You are here: Home - Saving-Banking - News -

Lloyds returns to profit despite granting 1.2 million payment holidays

Written by: Lana Clements
The banking group returned to profitability, helped by a pick up in mortgage activity, despite granting 1.2 million payment holidays.

Lloyds posted profit before tax of £1bn in the third quarter (£700m profit after tax) and now expects money set aside for bad loans this year to be at the lower end of forecasts.

The impairment charge in the third quarter was booked at £0.3bn, in line with pre-crisis levels, with the group taking an overall £4.1bn hit for the nine months to the end of September reflecting the impact of coronavirus earlier in the year.

In total, it granted 1.2 million payment holidays and c.£11bn of lending through government schemes, with an 18% market share of support scheme lending, including a 21% share of Bounce Back Loans.

Of the payment holidays, around 477,000 related to mortgages. But as of 24 October 2020, most have matured with 83% of these, or 384,000, having resumed repayments, while 13% extended and 4% missed payment.

Mortgage activity picked up strongly over the three months to the end of September, accounting for 22% of all mortgage approvals the lender said, adding it had a strong pipeline going into the fourth quarter.

However, income has been hit by lower interest rates, and lower levels of customer activity, Lloyds said.

Susannah Streeter, senior investment and markets analyst at Hargreaves Lansdown, said: “Lloyds wins a rosette for a surge in applications for home loans and a huge increase in mortgage lending, led by the mini boom in the housing market.

“It doesn’t end here, as Lloyds has also nabbed a large share of approvals for the next quarter as well. This is encouraging news, but once the stamp duty holiday ends and given the fragile economic recovery, there are concerns the mini housing boom could turn into a bust, which would lead to a reversal of fortunes for this part of Lloyds business.”

António Horta-Osório, group chief executive of Lloyds Banking Group, said: “The impact of the coronavirus pandemic on the global economy and on people and businesses within the UK has been unprecedented.

“We remain focused on working together with the government and our regulators to ensure that we continue to support our customers in this challenging time.

“Although our performance has clearly been impacted by the pandemic and the associated challenging economic environment, I am pleased that we are now seeing an encouraging business recovery and, with impairments significantly lower, a return to profitability in the third quarter.”

Race Action plan

The bank also announced it has put in place a ‘Race Action plan’ to drive cultural change within the company, as well as aiming to reduce the carbon emissions financed by the lender to over 50% by 2030.

Horta-Osório said: “Societal expectations of companies, particularly regarding sustainability, continue to increase and we are taking action to build an inclusive and more sustainable future.

“We have announced a Race Action plan to drive cultural change, including a clear target to increase black representation in senior roles.”

There are 0 Comment(s)

If you wish to comment without signing in, click your cursor in the top box and tick the 'Sign in as a guest' box at the bottom.

Big flu jab price hikes this winter: Where’s cheapest if you can’t get a free vaccine?

Pharmacies, supermarkets and health retailers are starting to offer flu jabs ahead of the winter season, but t...

Is now the time to fix your energy deal?

Fixed energy tariffs all but disappeared during the energy crisis.

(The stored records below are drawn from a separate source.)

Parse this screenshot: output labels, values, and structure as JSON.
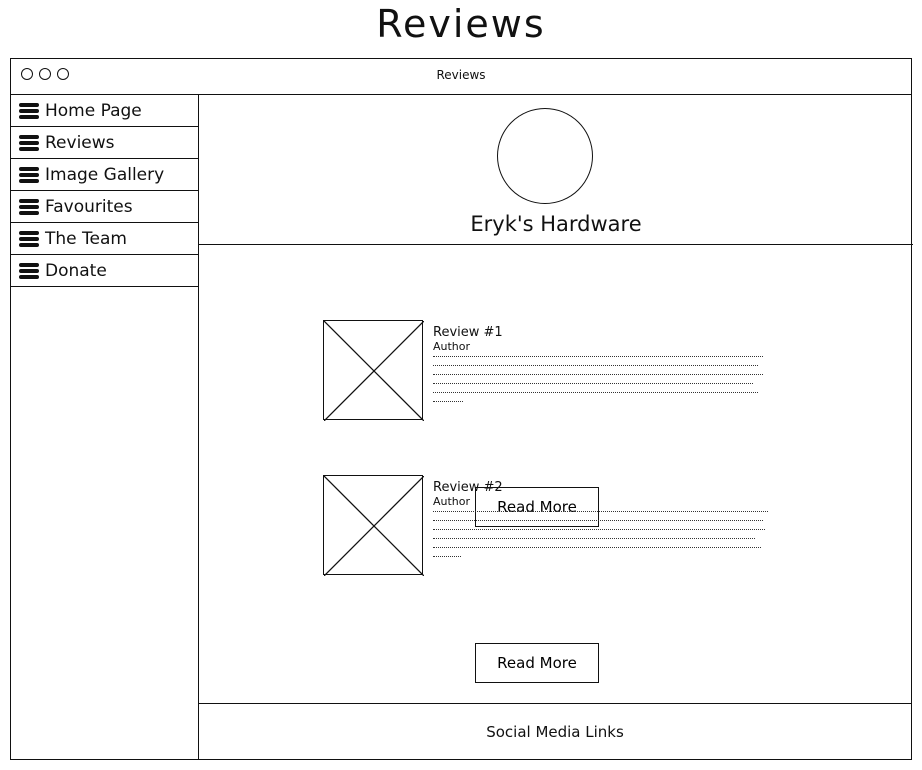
{
  "page": {
    "heading": "Reviews"
  },
  "window": {
    "title": "Reviews"
  },
  "sidebar": {
    "items": [
      {
        "label": "Home Page"
      },
      {
        "label": "Reviews"
      },
      {
        "label": "Image Gallery"
      },
      {
        "label": "Favourites"
      },
      {
        "label": "The Team"
      },
      {
        "label": "Donate"
      }
    ]
  },
  "header": {
    "brand": "Eryk's Hardware"
  },
  "reviews": [
    {
      "title": "Review #1",
      "author": "Author",
      "button": "Read More"
    },
    {
      "title": "Review #2",
      "author": "Author",
      "button": "Read More"
    }
  ],
  "footer": {
    "label": "Social Media Links"
  },
  "icons": {
    "window_controls": "three-circle-icons",
    "nav": "hamburger-icon",
    "logo": "circle-logo",
    "image_placeholder": "x-box-image-icon"
  }
}
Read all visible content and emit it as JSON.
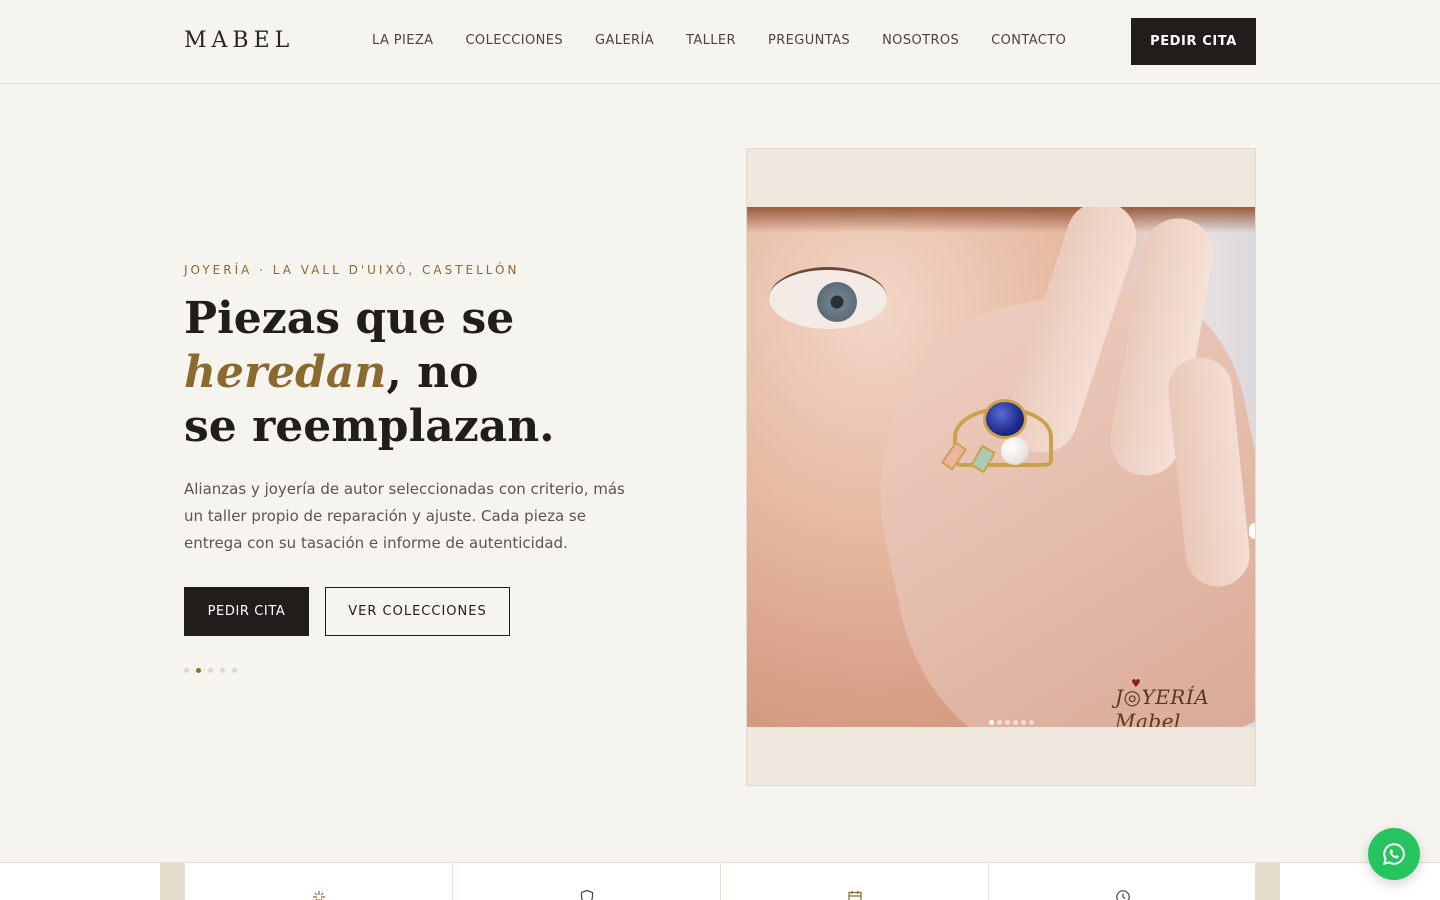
{
  "brand": {
    "logo": "MABEL",
    "accent_color": "#8a6a2e",
    "dark_color": "#221d1b"
  },
  "nav": {
    "items": [
      "LA PIEZA",
      "COLECCIONES",
      "GALERÍA",
      "TALLER",
      "PREGUNTAS",
      "NOSOTROS",
      "CONTACTO"
    ],
    "cta_label": "PEDIR CITA"
  },
  "hero": {
    "eyebrow": "JOYERÍA · LA VALL D'UIXÓ, CASTELLÓN",
    "headline_part1": "Piezas que se",
    "headline_em": "heredan",
    "headline_part2": ", no",
    "headline_part3": "se reemplazan.",
    "lead": "Alianzas y joyería de autor seleccionadas con criterio, más un taller propio de reparación y ajuste. Cada pieza se entrega con su tasación e informe de autenticidad.",
    "primary_label": "PEDIR CITA",
    "secondary_label": "VER COLECCIONES",
    "slides_total": 5,
    "slide_active": 2
  },
  "hero_image": {
    "watermark_prefix": "J",
    "watermark_mid": "YERÍA",
    "watermark_script": "Mabel",
    "dots_total": 6,
    "dot_active": 1
  },
  "feature_icons": [
    "sparkle-icon",
    "shield-icon",
    "calendar-icon",
    "clock-icon"
  ],
  "whatsapp": {
    "icon": "whatsapp-icon",
    "color": "#25c45f"
  }
}
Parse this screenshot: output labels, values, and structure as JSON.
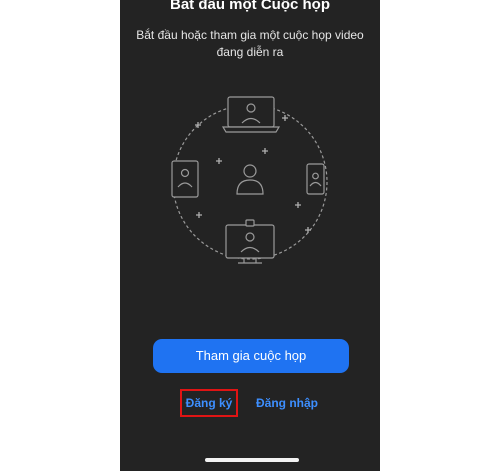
{
  "screen": {
    "title": "Bắt đầu một Cuộc họp",
    "subtitle": "Bắt đầu hoặc tham gia một cuộc họp video đang diễn ra"
  },
  "illustration": {
    "icons": [
      "laptop-icon",
      "tablet-icon",
      "user-icon",
      "phone-icon",
      "desktop-monitor-icon",
      "plus-icon"
    ],
    "line_color": "#9a9a9a"
  },
  "actions": {
    "join_label": "Tham gia cuộc họp",
    "signup_label": "Đăng ký",
    "signin_label": "Đăng nhập"
  },
  "colors": {
    "background": "#232323",
    "accent": "#1f73f2",
    "link": "#3d8fff",
    "highlight_border": "#e01414"
  }
}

But now they are back with an increasing nu...

Octopus steps in to buy Shell Energy – what customers need to know

The deal is expected to complete in the fourth quarter of 2023 and will take Octopus Energy’s retail supply ...

What will happen if rates change

How your finances will be impacted by a rise in interest rates.

Regular Savings Calculator

Small regular contributions can build up nicely over time.

Online Savings Calculator

Work out how your online savings can build over time.

The best student bank accounts in 2023: Cash offers, tastecards and 0% overdrafts

A number of banks are luring in new student customers with cold hard cash this year – while others are compe...

DIY investors: 10 common mistakes to avoid

For those without the help and experience of an adviser, here are 10 common DIY investor mistakes to avoid.

Mortgage down-valuations: Tips to avoid pulling out of a house sale

Down-valuations are on the rise. So, what does it mean for home buyers, and what can you do?

Money Tips of the Week